Federal Judge Attacks Trump, Rules in Favor of Illegal Aliens
A federal judge has sided with the city of Chicago and against the Department of Justice, saying that the DOJ doesn’t have the authority to withhold public safety funds based on Chicago’s status as a sanctuary city and its refusal to work with federal authorities regarding illegal aliens in police custody, the Chicago Tribune reported.
In a Friday ruling, U.S. District Judge Harry Leinenweber granted the city a permanent injunction against DOJ conditions for the funding, including cooperating with a federal law that disallows restrictions on sharing of immigration status information between local and federal authorities and requiring cities to permit the Department of Homeland Security to access the facilities of local law enforcement.
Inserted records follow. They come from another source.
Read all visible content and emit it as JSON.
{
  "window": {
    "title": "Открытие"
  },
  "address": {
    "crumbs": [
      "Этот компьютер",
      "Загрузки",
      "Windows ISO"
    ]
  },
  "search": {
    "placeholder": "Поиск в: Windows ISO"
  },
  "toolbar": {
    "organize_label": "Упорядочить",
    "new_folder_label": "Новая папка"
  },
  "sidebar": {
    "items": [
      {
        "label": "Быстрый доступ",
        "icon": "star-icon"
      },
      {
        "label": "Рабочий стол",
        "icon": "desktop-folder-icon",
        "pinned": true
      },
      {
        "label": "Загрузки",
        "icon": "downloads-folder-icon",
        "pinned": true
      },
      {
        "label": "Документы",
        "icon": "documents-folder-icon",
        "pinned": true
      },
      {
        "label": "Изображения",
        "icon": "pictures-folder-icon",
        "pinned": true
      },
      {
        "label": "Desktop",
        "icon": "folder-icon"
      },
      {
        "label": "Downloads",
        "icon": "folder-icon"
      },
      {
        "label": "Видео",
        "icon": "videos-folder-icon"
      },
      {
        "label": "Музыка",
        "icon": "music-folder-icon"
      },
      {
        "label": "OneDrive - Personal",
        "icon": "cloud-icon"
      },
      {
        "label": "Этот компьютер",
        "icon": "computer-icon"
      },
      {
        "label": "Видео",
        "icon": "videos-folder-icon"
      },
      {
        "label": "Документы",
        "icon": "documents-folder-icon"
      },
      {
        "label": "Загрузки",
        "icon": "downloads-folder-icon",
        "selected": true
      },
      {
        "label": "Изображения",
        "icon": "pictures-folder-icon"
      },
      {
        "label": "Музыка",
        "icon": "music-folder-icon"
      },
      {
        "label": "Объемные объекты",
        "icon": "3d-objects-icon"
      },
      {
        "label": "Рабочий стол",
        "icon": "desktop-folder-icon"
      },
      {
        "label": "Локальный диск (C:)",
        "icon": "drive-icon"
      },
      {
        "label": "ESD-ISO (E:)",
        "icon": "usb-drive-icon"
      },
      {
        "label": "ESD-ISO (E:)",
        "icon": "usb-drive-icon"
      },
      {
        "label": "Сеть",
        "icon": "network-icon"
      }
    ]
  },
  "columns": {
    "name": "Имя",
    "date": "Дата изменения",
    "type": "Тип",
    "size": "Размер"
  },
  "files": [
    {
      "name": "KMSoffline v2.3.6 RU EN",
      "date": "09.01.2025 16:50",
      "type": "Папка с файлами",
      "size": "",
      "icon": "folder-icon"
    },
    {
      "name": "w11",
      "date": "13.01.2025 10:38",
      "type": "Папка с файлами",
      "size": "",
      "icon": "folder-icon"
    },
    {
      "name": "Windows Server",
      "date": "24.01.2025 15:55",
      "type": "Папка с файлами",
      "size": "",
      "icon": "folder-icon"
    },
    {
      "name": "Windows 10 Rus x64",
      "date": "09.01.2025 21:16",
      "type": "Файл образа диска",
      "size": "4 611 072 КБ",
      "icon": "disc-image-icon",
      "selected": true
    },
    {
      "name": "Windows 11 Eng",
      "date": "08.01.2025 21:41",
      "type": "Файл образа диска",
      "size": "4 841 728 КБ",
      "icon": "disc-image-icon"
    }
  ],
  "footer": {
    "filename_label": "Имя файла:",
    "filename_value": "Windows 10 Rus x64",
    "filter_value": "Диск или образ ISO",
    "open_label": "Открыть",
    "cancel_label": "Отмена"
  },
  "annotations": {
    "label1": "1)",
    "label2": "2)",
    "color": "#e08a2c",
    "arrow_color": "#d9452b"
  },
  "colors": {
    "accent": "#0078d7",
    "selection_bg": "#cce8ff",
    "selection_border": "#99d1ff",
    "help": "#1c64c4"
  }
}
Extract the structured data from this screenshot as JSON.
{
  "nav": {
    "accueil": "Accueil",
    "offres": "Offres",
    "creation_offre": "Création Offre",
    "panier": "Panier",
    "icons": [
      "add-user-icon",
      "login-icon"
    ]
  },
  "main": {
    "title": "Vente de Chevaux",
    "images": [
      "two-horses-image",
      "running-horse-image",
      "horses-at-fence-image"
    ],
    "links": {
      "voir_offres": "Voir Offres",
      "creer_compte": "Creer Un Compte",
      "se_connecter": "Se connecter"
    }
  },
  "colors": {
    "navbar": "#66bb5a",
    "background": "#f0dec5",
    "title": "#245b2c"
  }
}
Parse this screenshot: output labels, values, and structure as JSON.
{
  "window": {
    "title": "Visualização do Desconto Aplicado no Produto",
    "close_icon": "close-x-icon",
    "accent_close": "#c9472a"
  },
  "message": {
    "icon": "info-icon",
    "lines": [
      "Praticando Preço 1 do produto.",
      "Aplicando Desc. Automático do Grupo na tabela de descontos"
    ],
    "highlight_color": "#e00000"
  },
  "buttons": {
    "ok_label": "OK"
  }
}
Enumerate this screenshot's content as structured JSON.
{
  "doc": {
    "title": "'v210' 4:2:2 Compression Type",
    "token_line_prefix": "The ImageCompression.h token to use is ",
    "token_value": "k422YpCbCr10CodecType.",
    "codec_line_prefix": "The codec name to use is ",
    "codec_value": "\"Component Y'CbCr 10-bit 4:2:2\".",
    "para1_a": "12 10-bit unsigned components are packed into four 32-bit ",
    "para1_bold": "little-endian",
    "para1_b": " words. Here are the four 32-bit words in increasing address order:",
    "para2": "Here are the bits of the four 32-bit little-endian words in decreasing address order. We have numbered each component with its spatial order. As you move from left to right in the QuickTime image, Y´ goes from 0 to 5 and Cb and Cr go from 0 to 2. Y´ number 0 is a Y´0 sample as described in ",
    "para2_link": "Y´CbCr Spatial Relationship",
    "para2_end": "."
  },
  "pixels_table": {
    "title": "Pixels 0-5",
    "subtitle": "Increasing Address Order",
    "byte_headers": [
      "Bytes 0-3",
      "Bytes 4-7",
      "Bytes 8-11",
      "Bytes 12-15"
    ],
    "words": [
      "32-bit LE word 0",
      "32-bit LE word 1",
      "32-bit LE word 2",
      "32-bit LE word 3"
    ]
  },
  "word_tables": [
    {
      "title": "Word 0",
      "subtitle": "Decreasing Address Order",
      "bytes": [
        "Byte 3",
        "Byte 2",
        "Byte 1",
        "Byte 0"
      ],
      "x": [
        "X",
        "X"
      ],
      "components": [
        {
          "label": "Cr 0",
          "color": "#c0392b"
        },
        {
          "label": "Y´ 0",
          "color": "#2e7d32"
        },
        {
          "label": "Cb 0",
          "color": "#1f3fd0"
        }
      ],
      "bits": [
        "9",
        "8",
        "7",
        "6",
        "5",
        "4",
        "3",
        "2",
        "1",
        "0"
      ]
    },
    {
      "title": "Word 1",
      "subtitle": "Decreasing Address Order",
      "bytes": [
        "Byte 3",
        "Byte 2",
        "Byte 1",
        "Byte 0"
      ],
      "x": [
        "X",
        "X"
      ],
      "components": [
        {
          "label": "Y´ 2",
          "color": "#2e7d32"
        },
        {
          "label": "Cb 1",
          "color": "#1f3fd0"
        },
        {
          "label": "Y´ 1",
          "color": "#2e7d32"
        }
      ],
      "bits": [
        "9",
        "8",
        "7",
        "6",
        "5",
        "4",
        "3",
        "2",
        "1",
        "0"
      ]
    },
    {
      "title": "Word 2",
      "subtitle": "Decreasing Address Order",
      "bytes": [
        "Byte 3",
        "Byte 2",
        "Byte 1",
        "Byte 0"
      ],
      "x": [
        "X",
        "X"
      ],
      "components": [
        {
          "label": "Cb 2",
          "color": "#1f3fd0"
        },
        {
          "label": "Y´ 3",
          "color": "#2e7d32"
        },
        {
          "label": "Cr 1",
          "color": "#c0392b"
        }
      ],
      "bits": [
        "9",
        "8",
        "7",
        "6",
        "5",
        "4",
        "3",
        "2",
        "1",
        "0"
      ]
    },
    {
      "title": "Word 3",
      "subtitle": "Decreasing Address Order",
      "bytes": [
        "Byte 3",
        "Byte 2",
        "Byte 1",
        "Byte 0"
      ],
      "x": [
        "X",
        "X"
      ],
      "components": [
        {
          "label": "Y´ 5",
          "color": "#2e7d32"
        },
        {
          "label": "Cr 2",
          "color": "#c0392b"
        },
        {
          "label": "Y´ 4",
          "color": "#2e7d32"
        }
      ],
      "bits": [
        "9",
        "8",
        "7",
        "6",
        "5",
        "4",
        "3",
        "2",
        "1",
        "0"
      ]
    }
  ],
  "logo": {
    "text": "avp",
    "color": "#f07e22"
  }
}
These preconditions clashed with local Chicago law, which, according to the Tribune, “bars police from granting ICE officials access to people in Chicago police custody, except when they’re wanted on a criminal warrant or have a serious criminal conviction.”
“Police also cannot allow ICE agents to use their facilities for investigations, and on-duty officers are not allowed to respond to ICE inquiries or communicate with ICE officials about a person’s custody status or release,” the Tribune added.
Attorney General Jeff Sessions had warned cities that failure to comply with the regulations would mean a loss of Edward Byrne Memorial Justice Assistance Grants — a major chunk of funding for cities, according to the Chicago Sun-Times.
Thus did the city of Chicago decide to sue the federal government last August, apparently believing that refusal to cooperate with the federal government in the most basic of ways still shouldn’t mean local officials should be deprived of funding from that selfsame federal government. And at least for now, they’ve prevailed.
“Today’s opinion in favor of Chicago and against the Trump Justice Department marks a major win for all Chicagoans and a significant victory for public safety,” Mayor Rahm Emanuel said in a statement after the ruling, apparently unfamiliar with what the words “public” or “safety” mean.
“We will never be coerced or intimidated into abandoning our values as a welcoming city,” the statement continued.
“Welcoming immigrants, refugees and dreamers from every corner of the globe is part of Chicago’s history, and part of our future, no matter which way the political winds are blowing in Washington.”
The great irony here, of course, is that the regulations apply to those who are in police custody. Chicago is apparently “a welcoming city,” yet not so welcoming that these “immigrants, refugees and dreamers from every corner of the globe” are free on the streets.
This isn’t saying they’re guilty of whatever charge has put them behind bars, mind you, merely noting a certain omission in Mayor Emanuel’s statement: Sanctuary city policies don’t necessarily deal with garden-variety illegal aliens, so to speak, merely those that have run afoul of the law to an even greater extent than simply being in the country illegally.
The illegal immigrants Emanuel is so proud of defending have allegedly done something serious enough to lead to their incarceration, but not enough to suggest that their stay in this country oughtn’t be shortened even though they weren’t even legally here in the first place.
Mayor Emanuel has chosen to break his lance with the Trump administration over immigration before, particularly after the president’s decision that the Deferred Action for Childhood Arrivals program should be decided by legislators and not the executive branch. In that instance, Emanuel decided to take the step of symbolically banning the president (or at least his decision) from the city.
“This is your home and you have nothing to worry about,” Emanuel said at a Sept. 2017 press conference. “Our schools, our neighborhoods, our city — as it relates to what President Trump said — will be a Trump-free zone.”
Yes, I’m sure that’s legally enforceable.
In the same vein, we’ll see how this decision holds up. While Judge Leinenweber said that there was “no reason to think that the legal issues present in this case are restricted to Chicago,” they will be for the moment, at least thanks to 7th Circuit Court of Appeals.
Last month, the court ruled that a preliminary injunction issued by Leinenweber last year applied only to the Windy City, at least until the full court decides upon the case. Arguments in that case are set for early September. Then we’ll likely get a better idea of whether, in the words of Chicago Corporation Counsel Ed Siskel, “the Attorney General lacks the authority to create the grant conditions we have challenged.”
Until then, this remains a troubling legal defense of the rights of illegal aliens accused or convicted of criminal activities against the general general good — all in the name of political expediency, or what Democrats like Rahm Emanuel call “public safety.”
Truth and Accuracy
We are committed to truth and accuracy in all of our journalism. Read our editorial standards.